WHAT THE EXERCISE ASKS:
Report back every line of the entries that contains "avatar", exactly as written.

Records from a collection:
::::

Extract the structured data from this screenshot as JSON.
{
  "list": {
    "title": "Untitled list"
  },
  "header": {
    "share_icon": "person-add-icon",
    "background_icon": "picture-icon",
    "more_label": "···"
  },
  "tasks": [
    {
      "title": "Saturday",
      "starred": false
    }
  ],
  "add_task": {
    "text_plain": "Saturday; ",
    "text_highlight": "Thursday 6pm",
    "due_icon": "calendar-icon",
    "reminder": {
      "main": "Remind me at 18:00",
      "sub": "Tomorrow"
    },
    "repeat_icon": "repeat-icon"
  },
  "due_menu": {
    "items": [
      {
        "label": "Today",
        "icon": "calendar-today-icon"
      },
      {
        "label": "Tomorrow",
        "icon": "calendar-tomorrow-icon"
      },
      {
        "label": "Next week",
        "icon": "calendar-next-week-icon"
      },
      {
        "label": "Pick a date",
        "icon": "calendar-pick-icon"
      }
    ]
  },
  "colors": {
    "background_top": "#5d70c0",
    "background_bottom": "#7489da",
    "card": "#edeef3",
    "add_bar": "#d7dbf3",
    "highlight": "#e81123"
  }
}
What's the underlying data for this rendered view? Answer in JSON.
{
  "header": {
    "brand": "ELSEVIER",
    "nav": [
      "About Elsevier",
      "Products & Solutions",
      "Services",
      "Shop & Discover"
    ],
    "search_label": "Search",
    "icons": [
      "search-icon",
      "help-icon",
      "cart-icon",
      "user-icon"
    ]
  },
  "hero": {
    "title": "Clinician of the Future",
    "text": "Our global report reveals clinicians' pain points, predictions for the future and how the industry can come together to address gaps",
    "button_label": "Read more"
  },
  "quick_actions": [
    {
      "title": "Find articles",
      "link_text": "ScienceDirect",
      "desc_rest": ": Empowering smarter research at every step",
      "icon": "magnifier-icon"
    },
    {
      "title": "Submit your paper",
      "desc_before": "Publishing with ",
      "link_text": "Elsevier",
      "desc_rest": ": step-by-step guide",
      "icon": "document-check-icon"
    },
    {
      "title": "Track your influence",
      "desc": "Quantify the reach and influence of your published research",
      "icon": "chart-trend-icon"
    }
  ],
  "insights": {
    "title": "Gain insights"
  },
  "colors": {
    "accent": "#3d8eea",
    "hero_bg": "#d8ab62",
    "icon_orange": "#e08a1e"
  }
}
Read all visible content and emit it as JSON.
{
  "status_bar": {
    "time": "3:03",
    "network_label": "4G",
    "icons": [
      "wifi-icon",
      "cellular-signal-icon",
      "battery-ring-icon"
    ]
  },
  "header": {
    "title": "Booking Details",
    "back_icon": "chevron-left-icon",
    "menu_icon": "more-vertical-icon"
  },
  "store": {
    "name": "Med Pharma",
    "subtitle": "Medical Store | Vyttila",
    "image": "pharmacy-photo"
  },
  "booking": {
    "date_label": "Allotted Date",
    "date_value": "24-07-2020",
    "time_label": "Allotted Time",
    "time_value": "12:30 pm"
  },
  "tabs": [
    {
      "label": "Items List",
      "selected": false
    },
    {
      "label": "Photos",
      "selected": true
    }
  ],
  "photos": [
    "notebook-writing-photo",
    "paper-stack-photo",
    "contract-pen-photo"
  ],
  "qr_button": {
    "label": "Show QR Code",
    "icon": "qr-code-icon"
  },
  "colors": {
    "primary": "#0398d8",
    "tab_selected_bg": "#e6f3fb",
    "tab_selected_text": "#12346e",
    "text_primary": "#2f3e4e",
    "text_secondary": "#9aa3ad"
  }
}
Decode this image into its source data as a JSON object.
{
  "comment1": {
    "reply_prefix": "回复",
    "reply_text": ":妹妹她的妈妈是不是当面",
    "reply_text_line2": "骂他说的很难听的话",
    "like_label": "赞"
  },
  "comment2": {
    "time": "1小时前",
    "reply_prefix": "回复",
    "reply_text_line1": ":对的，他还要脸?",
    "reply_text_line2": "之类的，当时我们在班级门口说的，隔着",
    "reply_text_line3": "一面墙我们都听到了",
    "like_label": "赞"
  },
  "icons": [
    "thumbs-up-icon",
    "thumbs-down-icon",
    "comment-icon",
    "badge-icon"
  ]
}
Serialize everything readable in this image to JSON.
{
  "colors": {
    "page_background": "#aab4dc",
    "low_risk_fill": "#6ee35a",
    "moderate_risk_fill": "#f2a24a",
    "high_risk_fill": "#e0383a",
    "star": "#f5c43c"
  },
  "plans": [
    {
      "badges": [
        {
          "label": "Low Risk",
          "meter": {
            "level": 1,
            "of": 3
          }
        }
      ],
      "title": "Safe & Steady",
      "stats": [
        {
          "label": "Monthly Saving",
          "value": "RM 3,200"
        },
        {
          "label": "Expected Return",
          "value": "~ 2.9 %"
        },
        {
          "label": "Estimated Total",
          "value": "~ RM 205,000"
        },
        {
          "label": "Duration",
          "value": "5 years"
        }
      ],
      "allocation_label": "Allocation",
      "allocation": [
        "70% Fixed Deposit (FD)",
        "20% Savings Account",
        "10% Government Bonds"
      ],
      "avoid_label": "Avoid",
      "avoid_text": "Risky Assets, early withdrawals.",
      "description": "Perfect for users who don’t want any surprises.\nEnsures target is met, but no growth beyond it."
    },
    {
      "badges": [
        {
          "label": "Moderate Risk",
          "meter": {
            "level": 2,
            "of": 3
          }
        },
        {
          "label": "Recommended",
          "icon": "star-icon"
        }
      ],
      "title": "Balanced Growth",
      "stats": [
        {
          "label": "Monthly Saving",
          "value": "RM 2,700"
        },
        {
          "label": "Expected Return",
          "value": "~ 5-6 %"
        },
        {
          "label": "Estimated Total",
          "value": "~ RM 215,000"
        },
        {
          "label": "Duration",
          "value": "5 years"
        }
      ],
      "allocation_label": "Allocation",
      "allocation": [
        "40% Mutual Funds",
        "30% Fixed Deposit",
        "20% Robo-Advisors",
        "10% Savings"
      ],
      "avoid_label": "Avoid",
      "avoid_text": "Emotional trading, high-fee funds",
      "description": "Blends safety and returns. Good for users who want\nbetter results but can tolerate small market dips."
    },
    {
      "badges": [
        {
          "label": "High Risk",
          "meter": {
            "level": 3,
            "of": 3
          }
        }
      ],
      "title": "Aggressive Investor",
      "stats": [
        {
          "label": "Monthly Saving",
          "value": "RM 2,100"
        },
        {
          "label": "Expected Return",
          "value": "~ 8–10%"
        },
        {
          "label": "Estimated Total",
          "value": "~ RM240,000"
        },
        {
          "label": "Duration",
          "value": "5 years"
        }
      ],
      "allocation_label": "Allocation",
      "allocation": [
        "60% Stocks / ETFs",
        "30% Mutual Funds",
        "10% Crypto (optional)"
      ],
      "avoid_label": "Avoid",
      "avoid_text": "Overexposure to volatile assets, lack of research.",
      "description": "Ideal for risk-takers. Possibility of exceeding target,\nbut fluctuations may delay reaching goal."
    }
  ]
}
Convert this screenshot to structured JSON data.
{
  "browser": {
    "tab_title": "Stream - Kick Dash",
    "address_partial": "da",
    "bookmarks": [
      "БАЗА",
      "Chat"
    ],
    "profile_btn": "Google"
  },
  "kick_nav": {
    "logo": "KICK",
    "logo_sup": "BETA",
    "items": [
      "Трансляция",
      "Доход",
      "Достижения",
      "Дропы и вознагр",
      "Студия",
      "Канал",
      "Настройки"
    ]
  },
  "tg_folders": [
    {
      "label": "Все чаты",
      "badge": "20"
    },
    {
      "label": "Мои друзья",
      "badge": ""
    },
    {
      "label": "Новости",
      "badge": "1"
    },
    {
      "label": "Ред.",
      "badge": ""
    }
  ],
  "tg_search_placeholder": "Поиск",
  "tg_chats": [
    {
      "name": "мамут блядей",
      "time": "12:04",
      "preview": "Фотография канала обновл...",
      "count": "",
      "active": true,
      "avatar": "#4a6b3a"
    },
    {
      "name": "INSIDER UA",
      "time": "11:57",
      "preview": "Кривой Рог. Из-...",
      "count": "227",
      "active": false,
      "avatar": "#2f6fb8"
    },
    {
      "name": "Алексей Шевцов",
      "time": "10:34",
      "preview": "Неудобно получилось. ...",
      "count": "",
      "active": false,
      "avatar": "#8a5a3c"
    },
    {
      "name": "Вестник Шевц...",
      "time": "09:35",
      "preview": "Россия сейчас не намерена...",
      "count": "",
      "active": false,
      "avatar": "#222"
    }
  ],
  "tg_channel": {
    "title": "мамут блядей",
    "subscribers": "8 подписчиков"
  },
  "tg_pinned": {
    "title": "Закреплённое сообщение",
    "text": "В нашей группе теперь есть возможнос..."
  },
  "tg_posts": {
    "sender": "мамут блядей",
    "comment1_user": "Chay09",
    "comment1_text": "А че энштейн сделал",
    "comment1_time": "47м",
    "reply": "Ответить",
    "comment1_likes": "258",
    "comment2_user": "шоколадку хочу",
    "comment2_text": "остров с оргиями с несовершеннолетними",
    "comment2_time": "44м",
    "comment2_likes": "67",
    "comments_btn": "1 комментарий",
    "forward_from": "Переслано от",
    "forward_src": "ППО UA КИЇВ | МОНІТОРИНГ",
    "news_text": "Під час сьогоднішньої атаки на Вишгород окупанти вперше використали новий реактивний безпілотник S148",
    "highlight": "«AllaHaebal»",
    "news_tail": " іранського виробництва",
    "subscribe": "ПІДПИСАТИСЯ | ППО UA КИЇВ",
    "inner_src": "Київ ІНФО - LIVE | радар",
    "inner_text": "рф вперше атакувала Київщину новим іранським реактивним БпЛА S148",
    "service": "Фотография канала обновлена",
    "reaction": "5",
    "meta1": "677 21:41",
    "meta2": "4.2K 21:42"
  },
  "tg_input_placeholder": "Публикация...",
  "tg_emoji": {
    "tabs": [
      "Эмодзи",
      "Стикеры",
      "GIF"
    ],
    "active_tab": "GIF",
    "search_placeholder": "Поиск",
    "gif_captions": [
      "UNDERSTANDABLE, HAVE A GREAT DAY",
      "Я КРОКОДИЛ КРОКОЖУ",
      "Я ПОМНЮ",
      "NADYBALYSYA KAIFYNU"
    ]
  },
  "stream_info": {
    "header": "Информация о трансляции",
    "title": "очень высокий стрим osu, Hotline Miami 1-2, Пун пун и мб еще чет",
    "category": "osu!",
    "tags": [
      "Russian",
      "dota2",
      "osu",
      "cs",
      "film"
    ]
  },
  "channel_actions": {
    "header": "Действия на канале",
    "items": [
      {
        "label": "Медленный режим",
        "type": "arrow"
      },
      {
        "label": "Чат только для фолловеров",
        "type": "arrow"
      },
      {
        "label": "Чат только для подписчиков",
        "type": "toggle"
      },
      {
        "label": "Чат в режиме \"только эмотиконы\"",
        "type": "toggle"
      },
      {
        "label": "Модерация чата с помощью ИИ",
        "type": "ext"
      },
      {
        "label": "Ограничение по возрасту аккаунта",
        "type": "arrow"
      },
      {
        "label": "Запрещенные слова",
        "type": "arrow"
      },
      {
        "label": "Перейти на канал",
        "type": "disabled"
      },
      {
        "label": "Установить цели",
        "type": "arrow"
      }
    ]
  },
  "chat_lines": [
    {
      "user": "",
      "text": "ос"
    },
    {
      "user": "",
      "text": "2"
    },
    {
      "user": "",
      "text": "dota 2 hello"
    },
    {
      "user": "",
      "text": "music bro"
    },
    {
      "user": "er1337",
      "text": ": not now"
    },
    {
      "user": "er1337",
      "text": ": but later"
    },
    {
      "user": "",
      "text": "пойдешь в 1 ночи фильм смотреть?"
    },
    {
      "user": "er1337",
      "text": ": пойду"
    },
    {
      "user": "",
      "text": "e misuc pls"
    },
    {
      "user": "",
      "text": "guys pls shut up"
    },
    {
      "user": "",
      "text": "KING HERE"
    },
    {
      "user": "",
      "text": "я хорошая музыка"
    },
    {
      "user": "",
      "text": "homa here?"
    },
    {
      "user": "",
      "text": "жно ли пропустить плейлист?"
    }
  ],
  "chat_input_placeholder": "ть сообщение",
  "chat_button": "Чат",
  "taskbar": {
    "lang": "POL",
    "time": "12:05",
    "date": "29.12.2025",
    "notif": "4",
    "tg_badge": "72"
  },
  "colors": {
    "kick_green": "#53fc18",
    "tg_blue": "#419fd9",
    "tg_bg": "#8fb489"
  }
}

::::

PROBLEM SOLUTION:
      "avatar": "#4a6b3a"
      "avatar": "#2f6fb8"
      "avatar": "#8a5a3c"
      "avatar": "#222"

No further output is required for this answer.